■ Task item ■
Pull out every line from the listing that has the word "title".
*** Opening of Listed entries ***
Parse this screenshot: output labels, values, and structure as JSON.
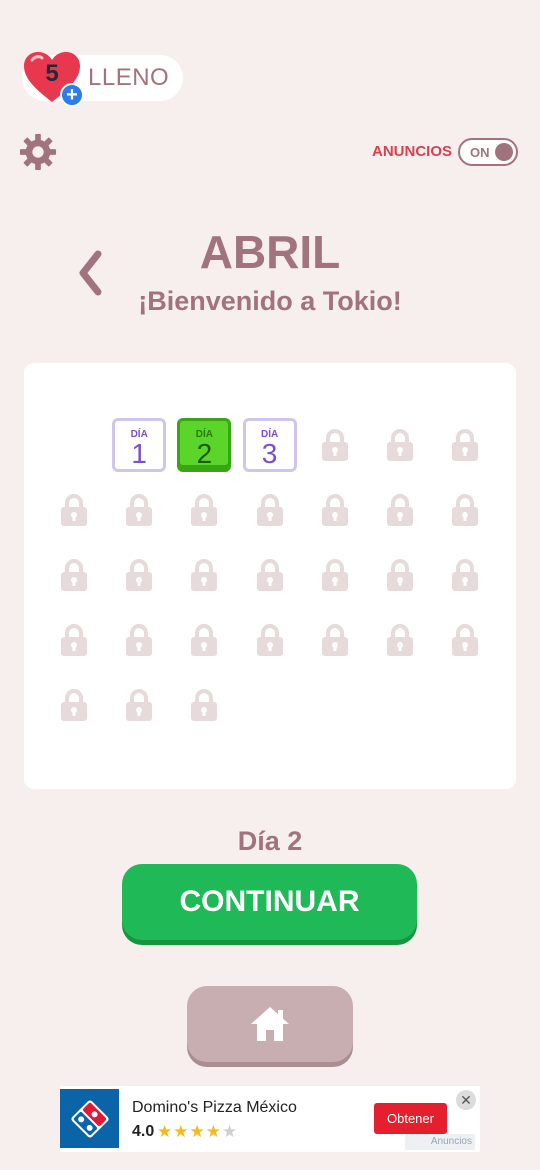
{
  "header": {
    "lives_count": "5",
    "lives_status": "LLENO",
    "ads_label": "ANUNCIOS",
    "ads_toggle": "ON"
  },
  "title": {
    "month": "ABRIL",
    "welcome": "¡Bienvenido a Tokio!"
  },
  "calendar": {
    "days": [
      {
        "dia": "DÍA",
        "num": "1",
        "state": "unlocked"
      },
      {
        "dia": "DÍA",
        "num": "2",
        "state": "current"
      },
      {
        "dia": "DÍA",
        "num": "3",
        "state": "unlocked"
      }
    ],
    "locked_days": 27
  },
  "current_day_label": "Día 2",
  "buttons": {
    "continue": "CONTINUAR",
    "home_icon": "home-icon"
  },
  "ad": {
    "title": "Domino's Pizza México",
    "rating": "4.0",
    "stars_filled": 4,
    "stars_total": 5,
    "cta": "Obtener",
    "close": "✕",
    "tag": "Anuncios"
  },
  "colors": {
    "background": "#f6efed",
    "accent": "#a0737d",
    "ads_red": "#d9404f",
    "continue_green": "#1fb957",
    "current_day_green": "#5bd52a",
    "day_purple": "#7b4fc9",
    "lock": "#e6dadb"
  }
}
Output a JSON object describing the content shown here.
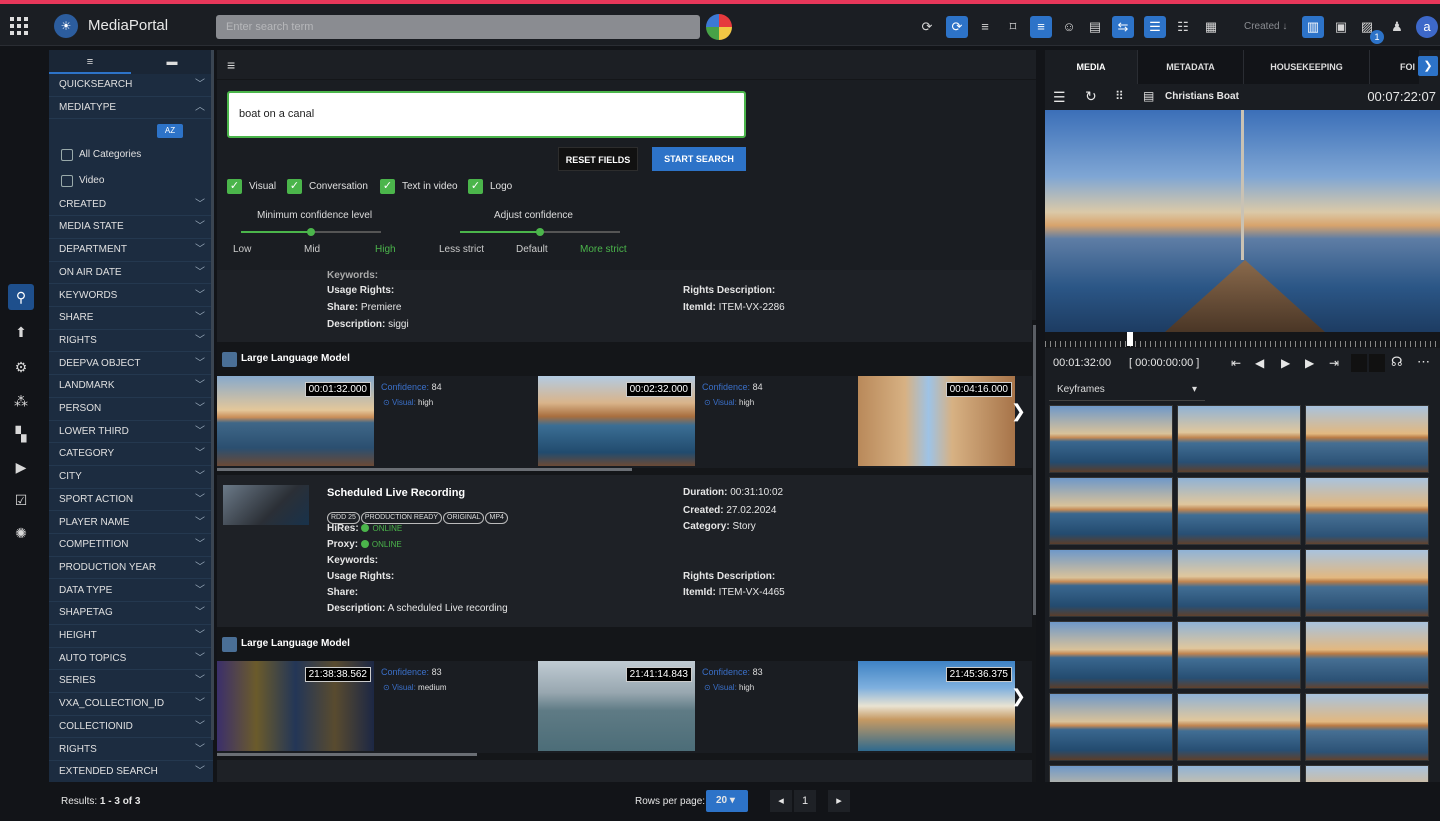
{
  "app": {
    "brand": "MediaPortal",
    "search_placeholder": "Enter search term",
    "sort_label": "Created",
    "avatar_letter": "a",
    "notification_count": "1"
  },
  "filters": {
    "tabs": [
      "filter",
      "folder"
    ],
    "rows": [
      "QUICKSEARCH",
      "MEDIATYPE",
      "CREATED",
      "MEDIA STATE",
      "DEPARTMENT",
      "ON AIR DATE",
      "KEYWORDS",
      "SHARE",
      "RIGHTS",
      "DEEPVA OBJECT",
      "LANDMARK",
      "PERSON",
      "LOWER THIRD",
      "CATEGORY",
      "CITY",
      "SPORT ACTION",
      "PLAYER NAME",
      "COMPETITION",
      "PRODUCTION YEAR",
      "DATA TYPE",
      "SHAPETAG",
      "HEIGHT",
      "AUTO TOPICS",
      "SERIES",
      "VXA_COLLECTION_ID",
      "COLLECTIONID",
      "RIGHTS",
      "EXTENDED SEARCH"
    ],
    "sort_button": "AZ",
    "mediatype_options": [
      "All Categories",
      "Video"
    ]
  },
  "query": {
    "text": "boat on a canal",
    "reset_label": "RESET FIELDS",
    "start_label": "START SEARCH",
    "checks": [
      "Visual",
      "Conversation",
      "Text in video",
      "Logo"
    ],
    "confidence": {
      "title": "Minimum confidence level",
      "labels": [
        "Low",
        "Mid",
        "High"
      ],
      "level": 0.5
    },
    "adjust": {
      "title": "Adjust confidence",
      "labels": [
        "Less strict",
        "Default",
        "More strict"
      ],
      "level": 0.5
    }
  },
  "results": {
    "card1": {
      "keywords_label": "Keywords:",
      "usage_label": "Usage Rights:",
      "share_label": "Share:",
      "share_value": "Premiere",
      "desc_label": "Description:",
      "desc_value": "siggi",
      "rights_desc_label": "Rights Description:",
      "itemid_label": "ItemId:",
      "itemid_value": "ITEM-VX-2286"
    },
    "llm1": {
      "title": "Large Language Model",
      "items": [
        {
          "time": "00:01:32.000",
          "conf_label": "Confidence:",
          "conf": "84",
          "vis_label": "Visual:",
          "vis": "high"
        },
        {
          "time": "00:02:32.000",
          "conf_label": "Confidence:",
          "conf": "84",
          "vis_label": "Visual:",
          "vis": "high"
        },
        {
          "time": "00:04:16.000",
          "conf_label": "",
          "conf": "",
          "vis_label": "",
          "vis": ""
        }
      ]
    },
    "card2": {
      "title": "Scheduled Live Recording",
      "tags": [
        "RDD 25",
        "PRODUCTION READY",
        "ORIGINAL",
        "MP4"
      ],
      "hires_label": "HiRes:",
      "hires": "ONLINE",
      "proxy_label": "Proxy:",
      "proxy": "ONLINE",
      "keywords_label": "Keywords:",
      "usage_label": "Usage Rights:",
      "share_label": "Share:",
      "desc_label": "Description:",
      "desc_value": "A scheduled Live recording",
      "duration_label": "Duration:",
      "duration": "00:31:10:02",
      "created_label": "Created:",
      "created": "27.02.2024",
      "category_label": "Category:",
      "category": "Story",
      "rights_desc_label": "Rights Description:",
      "itemid_label": "ItemId:",
      "itemid_value": "ITEM-VX-4465"
    },
    "llm2": {
      "title": "Large Language Model",
      "items": [
        {
          "time": "21:38:38.562",
          "conf_label": "Confidence:",
          "conf": "83",
          "vis_label": "Visual:",
          "vis": "medium"
        },
        {
          "time": "21:41:14.843",
          "conf_label": "Confidence:",
          "conf": "83",
          "vis_label": "Visual:",
          "vis": "high"
        },
        {
          "time": "21:45:36.375",
          "conf_label": "",
          "conf": "",
          "vis_label": "",
          "vis": ""
        }
      ]
    }
  },
  "footer": {
    "results_label": "Results:",
    "results_value": "1 - 3 of 3",
    "rows_label": "Rows per page:",
    "rows_value": "20",
    "page": "1"
  },
  "player": {
    "tabs": [
      "MEDIA",
      "METADATA",
      "HOUSEKEEPING",
      "FOI"
    ],
    "title": "Christians Boat",
    "duration": "00:07:22:07",
    "current_time": "00:01:32:00",
    "in_point": "00:00:00:00",
    "keyframes_label": "Keyframes"
  },
  "colors": {
    "accent": "#2d73c8",
    "green": "#4bb54b",
    "brand_red": "#e8375a"
  }
}
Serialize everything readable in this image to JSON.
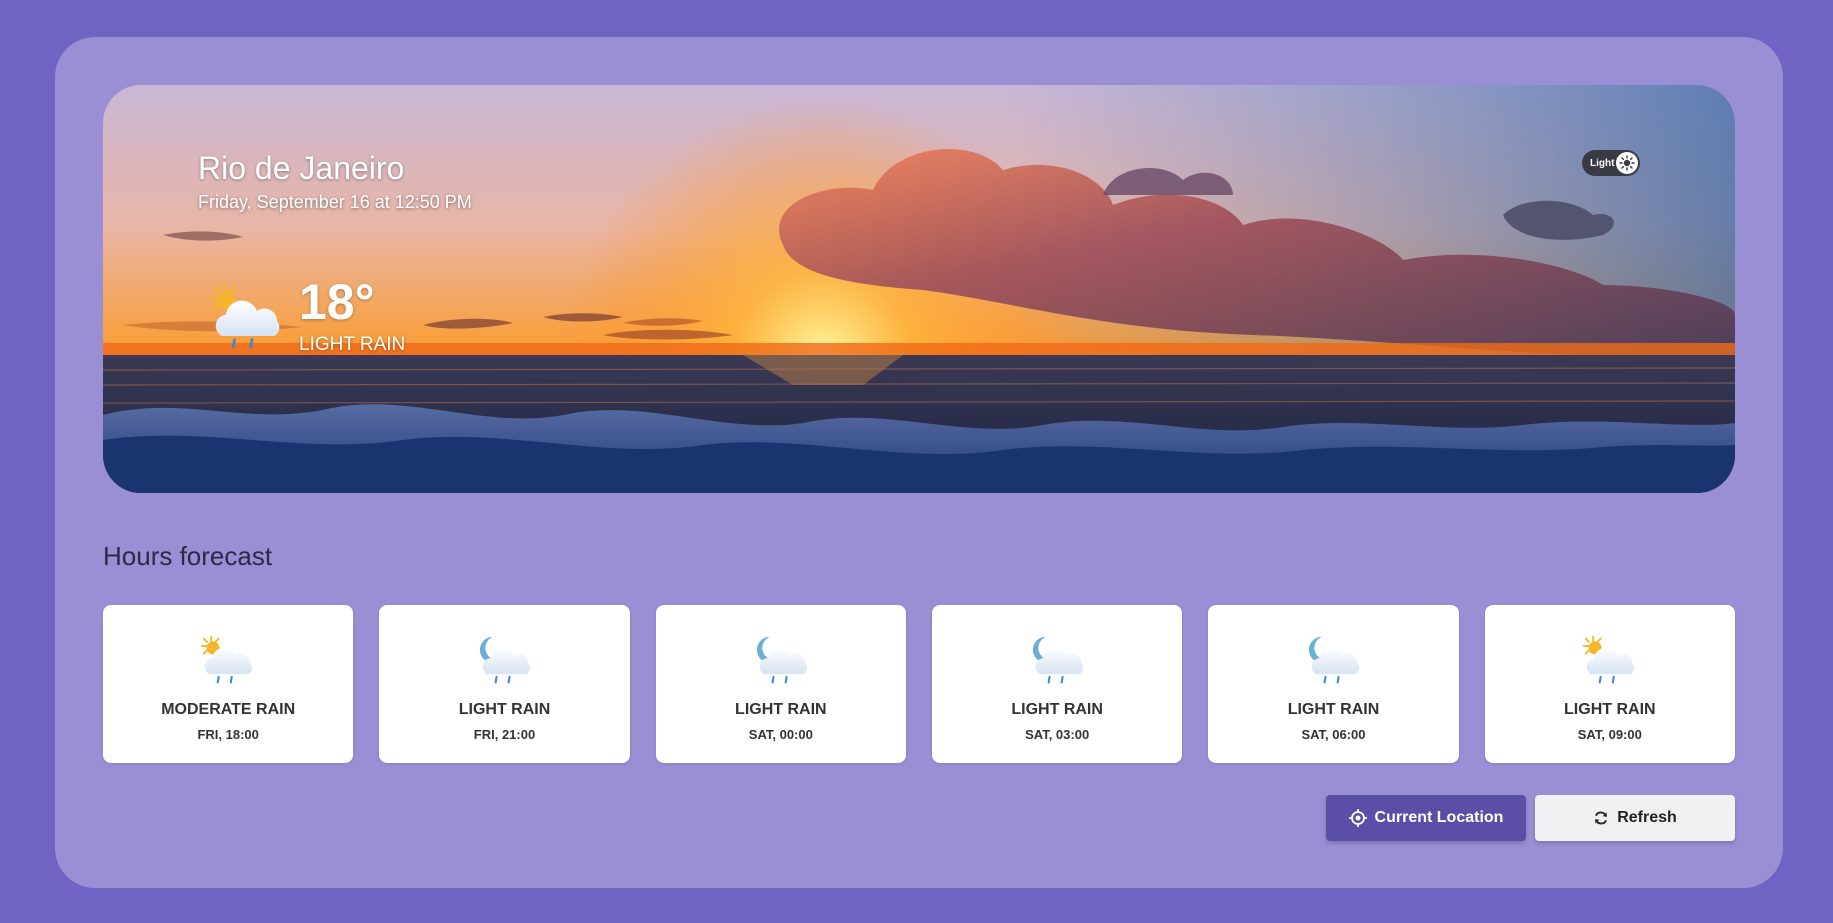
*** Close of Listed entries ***
■ Written solution ■
  "title": {
    "title": "Domino's Pizza México",
      "title": "Minimum confidence level",
      "title": "Adjust confidence",
      "title": "Large Language Model",
      "title": "Scheduled Live Recording",
      "title": "Large Language Model",
    "title": "Christians Boat",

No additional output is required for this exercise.